No visit to Bennett's San Francisco would be complete, his widow says, without having a drink in the Tonga Room, the anomaly in the opulent Fairmont hotel. Opened in 1945 to welcome World War II servicemen back from the Pacific, this basement tiki bar is hopelessly kitschy, from its thatched roofs over tables to a live band playing on a boat floating in a swimming-pool-turned-lagoon. It thunders and rains into the pool while the band in un-matching Hawaiian shirts plays "Uptown Funk," "Friends in Low Places" and other hits, Wednesday through Saturday.

The vibe is festive, whether it's 20-somethings celebrating a birthday or a wedding party doing a conga line. The crowd is lots of locals and tourists willing to pop $20 for fruity cocktails garnished with flowers.

"This place is a cross between the Rainforest Cafe and Disneyland," Natalie Dameron, 24, a local movie production assistant, told me on her first visit. "It's an experience."

The music stops at 10:45 p.m. on weekends,and the Tonga Room shuts down 15 minutes later.

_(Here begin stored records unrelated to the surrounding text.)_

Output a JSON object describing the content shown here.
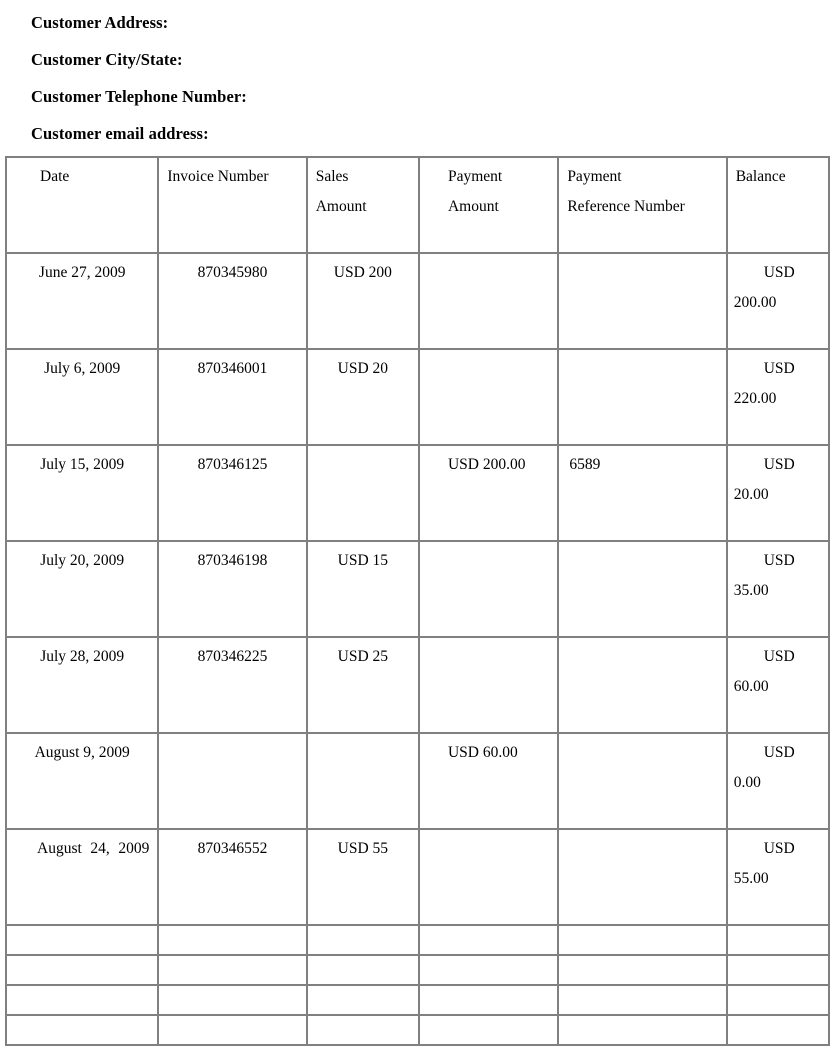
{
  "document": {
    "headings": [
      "Customer Address:",
      "Customer City/State:",
      "Customer Telephone Number:",
      "Customer email address:"
    ]
  },
  "table": {
    "columns": [
      {
        "key": "date",
        "label_line1": "Date",
        "label_line2": ""
      },
      {
        "key": "invoice",
        "label_line1": "Invoice Number",
        "label_line2": ""
      },
      {
        "key": "sales",
        "label_line1": "Sales",
        "label_line2": "Amount"
      },
      {
        "key": "payment_amount",
        "label_line1": "Payment",
        "label_line2": "Amount"
      },
      {
        "key": "payment_reference",
        "label_line1": "Payment",
        "label_line2": "Reference Number"
      },
      {
        "key": "balance",
        "label_line1": "Balance",
        "label_line2": ""
      }
    ],
    "rows": [
      {
        "date": "June 27, 2009",
        "invoice": "870345980",
        "sales": "USD 200",
        "payment_amount": "",
        "payment_reference": "",
        "balance": "USD 200.00"
      },
      {
        "date": "July 6, 2009",
        "invoice": "870346001",
        "sales": "USD 20",
        "payment_amount": "",
        "payment_reference": "",
        "balance": "USD 220.00"
      },
      {
        "date": "July 15, 2009",
        "invoice": "870346125",
        "sales": "",
        "payment_amount": "USD 200.00",
        "payment_reference": "6589",
        "balance": "USD 20.00"
      },
      {
        "date": "July 20, 2009",
        "invoice": "870346198",
        "sales": "USD 15",
        "payment_amount": "",
        "payment_reference": "",
        "balance": "USD 35.00"
      },
      {
        "date": "July 28, 2009",
        "invoice": "870346225",
        "sales": "USD 25",
        "payment_amount": "",
        "payment_reference": "",
        "balance": "USD 60.00"
      },
      {
        "date": "August 9, 2009",
        "invoice": "",
        "sales": "",
        "payment_amount": "USD 60.00",
        "payment_reference": "",
        "balance": "USD 0.00"
      },
      {
        "date": "August 24, 2009",
        "invoice": "870346552",
        "sales": "USD 55",
        "payment_amount": "",
        "payment_reference": "",
        "balance": "USD 55.00"
      }
    ],
    "blank_row_count": 4,
    "border_color": "#808080"
  }
}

It's out of respect for hotel guests, who, like Tony Bennett, might prefer a more sedate lifestyle.